* _EXERCISE INSTRUCTIONS_: Give back every record that follows, exactly as written.

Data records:
- Opening Delimiter -
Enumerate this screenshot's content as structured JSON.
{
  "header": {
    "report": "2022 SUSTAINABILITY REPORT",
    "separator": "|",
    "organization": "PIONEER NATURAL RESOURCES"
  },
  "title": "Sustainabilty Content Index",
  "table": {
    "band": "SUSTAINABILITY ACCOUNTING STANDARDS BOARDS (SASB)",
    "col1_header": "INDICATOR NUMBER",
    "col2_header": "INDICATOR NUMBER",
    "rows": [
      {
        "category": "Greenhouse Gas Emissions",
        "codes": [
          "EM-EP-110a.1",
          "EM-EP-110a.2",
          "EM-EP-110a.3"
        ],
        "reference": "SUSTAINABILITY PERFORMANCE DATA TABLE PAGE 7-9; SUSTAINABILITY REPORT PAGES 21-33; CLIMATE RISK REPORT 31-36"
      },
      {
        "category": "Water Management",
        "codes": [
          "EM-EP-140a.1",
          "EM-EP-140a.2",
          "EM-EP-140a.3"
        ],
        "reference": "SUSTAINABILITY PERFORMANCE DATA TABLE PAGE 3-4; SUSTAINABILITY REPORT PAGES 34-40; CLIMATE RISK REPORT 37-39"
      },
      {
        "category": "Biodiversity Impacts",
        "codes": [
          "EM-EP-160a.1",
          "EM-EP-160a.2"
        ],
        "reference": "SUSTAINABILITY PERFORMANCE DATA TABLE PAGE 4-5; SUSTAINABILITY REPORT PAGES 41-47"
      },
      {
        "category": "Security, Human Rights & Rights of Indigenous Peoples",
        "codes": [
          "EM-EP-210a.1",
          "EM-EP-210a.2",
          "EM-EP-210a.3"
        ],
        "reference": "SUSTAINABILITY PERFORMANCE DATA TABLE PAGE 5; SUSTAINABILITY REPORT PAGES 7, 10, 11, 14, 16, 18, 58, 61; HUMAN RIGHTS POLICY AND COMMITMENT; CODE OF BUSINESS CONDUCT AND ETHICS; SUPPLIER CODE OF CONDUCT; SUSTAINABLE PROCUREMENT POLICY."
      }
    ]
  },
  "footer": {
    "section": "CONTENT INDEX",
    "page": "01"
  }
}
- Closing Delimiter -
* _RESULT_:
Enumerate this screenshot's content as structured JSON.
{
  "header": {
    "report": "2022 SUSTAINABILITY REPORT",
    "separator": "|",
    "organization": "PIONEER NATURAL RESOURCES"
  },
  "title": "Sustainabilty Content Index",
  "table": {
    "band": "SUSTAINABILITY ACCOUNTING STANDARDS BOARDS (SASB)",
    "col1_header": "INDICATOR NUMBER",
    "col2_header": "INDICATOR NUMBER",
    "rows": [
      {
        "category": "Greenhouse Gas Emissions",
        "codes": [
          "EM-EP-110a.1",
          "EM-EP-110a.2",
          "EM-EP-110a.3"
        ],
        "reference": "SUSTAINABILITY PERFORMANCE DATA TABLE PAGE 7-9; SUSTAINABILITY REPORT PAGES 21-33; CLIMATE RISK REPORT 31-36"
      },
      {
        "category": "Water Management",
        "codes": [
          "EM-EP-140a.1",
          "EM-EP-140a.2",
          "EM-EP-140a.3"
        ],
        "reference": "SUSTAINABILITY PERFORMANCE DATA TABLE PAGE 3-4; SUSTAINABILITY REPORT PAGES 34-40; CLIMATE RISK REPORT 37-39"
      },
      {
        "category": "Biodiversity Impacts",
        "codes": [
          "EM-EP-160a.1",
          "EM-EP-160a.2"
        ],
        "reference": "SUSTAINABILITY PERFORMANCE DATA TABLE PAGE 4-5; SUSTAINABILITY REPORT PAGES 41-47"
      },
      {
        "category": "Security, Human Rights & Rights of Indigenous Peoples",
        "codes": [
          "EM-EP-210a.1",
          "EM-EP-210a.2",
          "EM-EP-210a.3"
        ],
        "reference": "SUSTAINABILITY PERFORMANCE DATA TABLE PAGE 5; SUSTAINABILITY REPORT PAGES 7, 10, 11, 14, 16, 18, 58, 61; HUMAN RIGHTS POLICY AND COMMITMENT; CODE OF BUSINESS CONDUCT AND ETHICS; SUPPLIER CODE OF CONDUCT; SUSTAINABLE PROCUREMENT POLICY."
      }
    ]
  },
  "footer": {
    "section": "CONTENT INDEX",
    "page": "01"
  }
}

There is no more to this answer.